- WHAT IS REQUIRED
Write the data out again, character for character, with no images.

►

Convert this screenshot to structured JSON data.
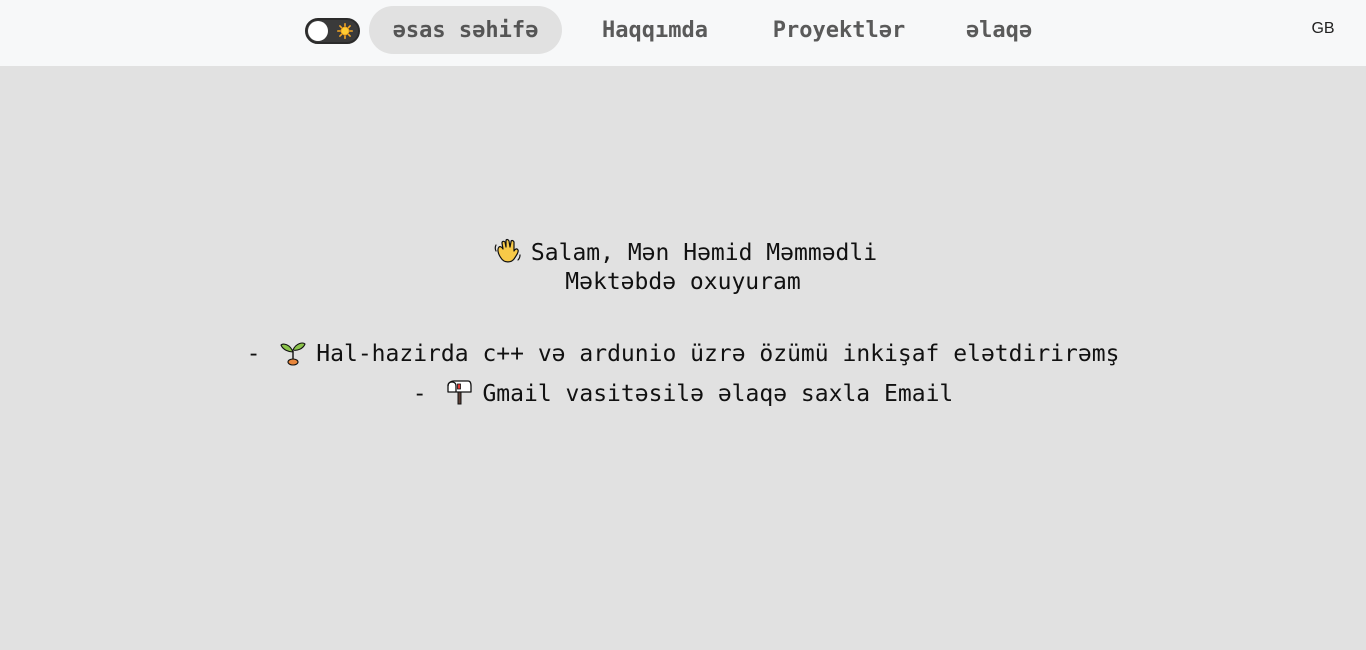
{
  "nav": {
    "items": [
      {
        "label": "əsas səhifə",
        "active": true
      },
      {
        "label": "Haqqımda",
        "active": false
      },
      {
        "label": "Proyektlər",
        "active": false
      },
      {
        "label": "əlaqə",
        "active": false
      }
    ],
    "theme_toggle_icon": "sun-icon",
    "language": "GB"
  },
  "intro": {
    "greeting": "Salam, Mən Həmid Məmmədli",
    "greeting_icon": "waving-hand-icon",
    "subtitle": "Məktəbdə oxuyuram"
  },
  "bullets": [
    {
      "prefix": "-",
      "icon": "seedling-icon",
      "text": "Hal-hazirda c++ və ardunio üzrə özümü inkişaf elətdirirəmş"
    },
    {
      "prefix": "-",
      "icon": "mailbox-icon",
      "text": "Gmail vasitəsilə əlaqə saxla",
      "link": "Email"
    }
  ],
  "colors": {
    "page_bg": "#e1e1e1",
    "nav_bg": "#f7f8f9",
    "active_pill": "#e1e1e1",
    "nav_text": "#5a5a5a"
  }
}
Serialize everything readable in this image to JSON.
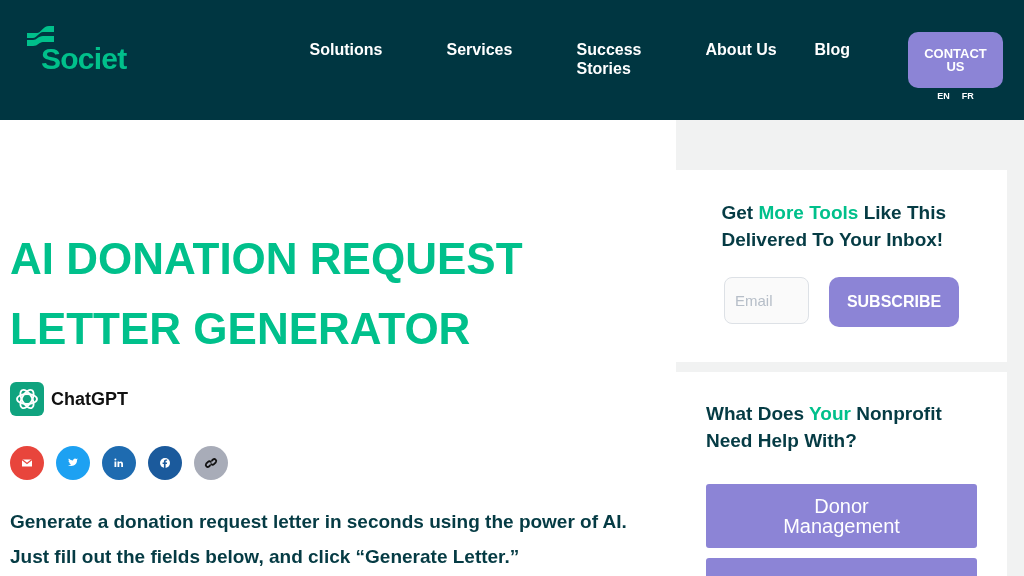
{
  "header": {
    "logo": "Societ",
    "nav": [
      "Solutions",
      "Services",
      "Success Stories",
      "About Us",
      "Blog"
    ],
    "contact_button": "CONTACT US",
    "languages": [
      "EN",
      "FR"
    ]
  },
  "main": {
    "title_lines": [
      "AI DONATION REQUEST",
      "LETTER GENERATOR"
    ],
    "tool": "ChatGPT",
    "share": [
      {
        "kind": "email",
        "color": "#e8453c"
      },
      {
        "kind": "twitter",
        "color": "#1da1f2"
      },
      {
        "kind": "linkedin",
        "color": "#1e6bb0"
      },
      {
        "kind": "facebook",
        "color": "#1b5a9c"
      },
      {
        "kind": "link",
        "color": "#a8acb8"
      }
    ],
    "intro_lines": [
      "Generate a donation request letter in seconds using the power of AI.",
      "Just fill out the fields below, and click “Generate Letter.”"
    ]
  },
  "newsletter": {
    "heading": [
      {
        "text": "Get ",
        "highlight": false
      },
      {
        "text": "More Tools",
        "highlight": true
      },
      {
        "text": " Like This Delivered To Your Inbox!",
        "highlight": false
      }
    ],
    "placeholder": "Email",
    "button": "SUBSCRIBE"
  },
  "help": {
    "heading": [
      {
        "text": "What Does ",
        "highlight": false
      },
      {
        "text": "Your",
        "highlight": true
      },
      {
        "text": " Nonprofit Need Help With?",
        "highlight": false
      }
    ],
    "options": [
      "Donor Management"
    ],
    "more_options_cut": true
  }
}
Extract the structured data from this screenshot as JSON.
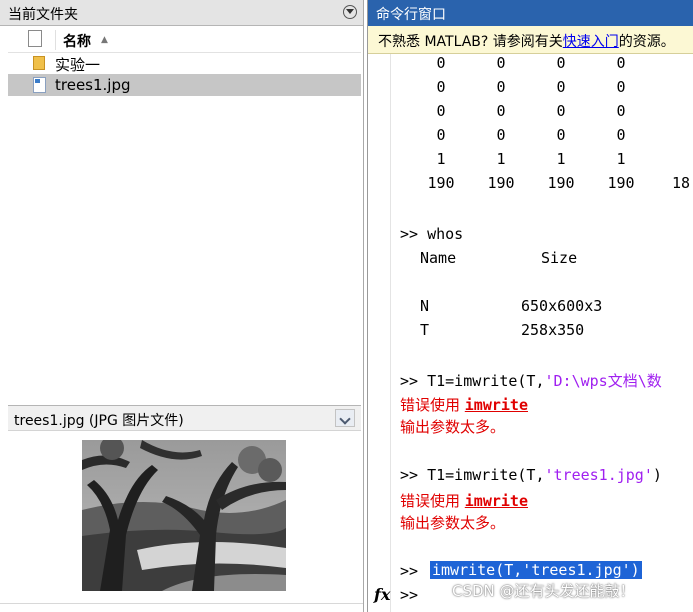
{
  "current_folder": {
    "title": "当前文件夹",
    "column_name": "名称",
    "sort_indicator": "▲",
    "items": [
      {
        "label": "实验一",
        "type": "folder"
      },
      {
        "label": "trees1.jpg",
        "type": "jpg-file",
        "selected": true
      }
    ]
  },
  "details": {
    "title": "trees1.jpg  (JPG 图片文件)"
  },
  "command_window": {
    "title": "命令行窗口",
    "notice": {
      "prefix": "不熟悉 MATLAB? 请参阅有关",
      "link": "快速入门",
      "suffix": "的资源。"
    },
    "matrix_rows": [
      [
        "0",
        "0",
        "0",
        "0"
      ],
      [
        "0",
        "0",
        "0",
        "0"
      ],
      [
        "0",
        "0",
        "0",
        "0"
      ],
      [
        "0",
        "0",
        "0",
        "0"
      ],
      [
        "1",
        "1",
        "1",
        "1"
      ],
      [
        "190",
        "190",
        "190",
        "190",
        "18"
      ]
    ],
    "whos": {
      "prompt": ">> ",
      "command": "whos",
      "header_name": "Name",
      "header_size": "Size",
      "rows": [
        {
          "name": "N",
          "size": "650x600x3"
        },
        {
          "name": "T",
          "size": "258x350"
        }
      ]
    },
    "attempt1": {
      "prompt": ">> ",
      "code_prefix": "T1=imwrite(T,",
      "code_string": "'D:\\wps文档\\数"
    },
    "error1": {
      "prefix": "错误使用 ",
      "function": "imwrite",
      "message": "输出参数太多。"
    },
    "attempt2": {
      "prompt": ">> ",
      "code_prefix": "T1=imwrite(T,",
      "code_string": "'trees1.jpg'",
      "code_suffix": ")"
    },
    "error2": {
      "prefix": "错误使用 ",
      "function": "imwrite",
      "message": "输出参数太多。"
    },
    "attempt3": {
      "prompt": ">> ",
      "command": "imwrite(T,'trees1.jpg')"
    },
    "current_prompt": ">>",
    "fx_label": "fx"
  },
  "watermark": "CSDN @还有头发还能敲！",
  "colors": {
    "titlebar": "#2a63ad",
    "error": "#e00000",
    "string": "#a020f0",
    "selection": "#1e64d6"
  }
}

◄

- EXPECTED OUTPUT
Convert this screenshot to structured JSON data.
{
  "nav": {
    "items": [
      {
        "label": "əsas səhifə",
        "active": true
      },
      {
        "label": "Haqqımda",
        "active": false
      },
      {
        "label": "Proyektlər",
        "active": false
      },
      {
        "label": "əlaqə",
        "active": false
      }
    ],
    "theme_toggle_icon": "sun-icon",
    "language": "GB"
  },
  "intro": {
    "greeting": "Salam, Mən Həmid Məmmədli",
    "greeting_icon": "waving-hand-icon",
    "subtitle": "Məktəbdə oxuyuram"
  },
  "bullets": [
    {
      "prefix": "-",
      "icon": "seedling-icon",
      "text": "Hal-hazirda c++ və ardunio üzrə özümü inkişaf elətdirirəmş"
    },
    {
      "prefix": "-",
      "icon": "mailbox-icon",
      "text": "Gmail vasitəsilə əlaqə saxla",
      "link": "Email"
    }
  ],
  "colors": {
    "page_bg": "#e1e1e1",
    "nav_bg": "#f7f8f9",
    "active_pill": "#e1e1e1",
    "nav_text": "#5a5a5a"
  }
}
Serialize everything readable in this image to JSON.
{
  "header": {
    "logo": "Societ",
    "nav": [
      "Solutions",
      "Services",
      "Success Stories",
      "About Us",
      "Blog"
    ],
    "contact_button": "CONTACT US",
    "languages": [
      "EN",
      "FR"
    ]
  },
  "main": {
    "title_lines": [
      "AI DONATION REQUEST",
      "LETTER GENERATOR"
    ],
    "tool": "ChatGPT",
    "share": [
      {
        "kind": "email",
        "color": "#e8453c"
      },
      {
        "kind": "twitter",
        "color": "#1da1f2"
      },
      {
        "kind": "linkedin",
        "color": "#1e6bb0"
      },
      {
        "kind": "facebook",
        "color": "#1b5a9c"
      },
      {
        "kind": "link",
        "color": "#a8acb8"
      }
    ],
    "intro_lines": [
      "Generate a donation request letter in seconds using the power of AI.",
      "Just fill out the fields below, and click “Generate Letter.”"
    ]
  },
  "newsletter": {
    "heading": [
      {
        "text": "Get ",
        "highlight": false
      },
      {
        "text": "More Tools",
        "highlight": true
      },
      {
        "text": " Like This Delivered To Your Inbox!",
        "highlight": false
      }
    ],
    "placeholder": "Email",
    "button": "SUBSCRIBE"
  },
  "help": {
    "heading": [
      {
        "text": "What Does ",
        "highlight": false
      },
      {
        "text": "Your",
        "highlight": true
      },
      {
        "text": " Nonprofit Need Help With?",
        "highlight": false
      }
    ],
    "options": [
      "Donor Management"
    ],
    "more_options_cut": true
  }
}
Extract the structured data from this screenshot as JSON.
{
  "current_folder": {
    "title": "当前文件夹",
    "column_name": "名称",
    "sort_indicator": "▲",
    "items": [
      {
        "label": "实验一",
        "type": "folder"
      },
      {
        "label": "trees1.jpg",
        "type": "jpg-file",
        "selected": true
      }
    ]
  },
  "details": {
    "title": "trees1.jpg  (JPG 图片文件)"
  },
  "command_window": {
    "title": "命令行窗口",
    "notice": {
      "prefix": "不熟悉 MATLAB? 请参阅有关",
      "link": "快速入门",
      "suffix": "的资源。"
    },
    "matrix_rows": [
      [
        "0",
        "0",
        "0",
        "0"
      ],
      [
        "0",
        "0",
        "0",
        "0"
      ],
      [
        "0",
        "0",
        "0",
        "0"
      ],
      [
        "0",
        "0",
        "0",
        "0"
      ],
      [
        "1",
        "1",
        "1",
        "1"
      ],
      [
        "190",
        "190",
        "190",
        "190",
        "18"
      ]
    ],
    "whos": {
      "prompt": ">> ",
      "command": "whos",
      "header_name": "Name",
      "header_size": "Size",
      "rows": [
        {
          "name": "N",
          "size": "650x600x3"
        },
        {
          "name": "T",
          "size": "258x350"
        }
      ]
    },
    "attempt1": {
      "prompt": ">> ",
      "code_prefix": "T1=imwrite(T,",
      "code_string": "'D:\\wps文档\\数"
    },
    "error1": {
      "prefix": "错误使用 ",
      "function": "imwrite",
      "message": "输出参数太多。"
    },
    "attempt2": {
      "prompt": ">> ",
      "code_prefix": "T1=imwrite(T,",
      "code_string": "'trees1.jpg'",
      "code_suffix": ")"
    },
    "error2": {
      "prefix": "错误使用 ",
      "function": "imwrite",
      "message": "输出参数太多。"
    },
    "attempt3": {
      "prompt": ">> ",
      "command": "imwrite(T,'trees1.jpg')"
    },
    "current_prompt": ">>",
    "fx_label": "fx"
  },
  "watermark": "CSDN @还有头发还能敲！",
  "colors": {
    "titlebar": "#2a63ad",
    "error": "#e00000",
    "string": "#a020f0",
    "selection": "#1e64d6"
  }
}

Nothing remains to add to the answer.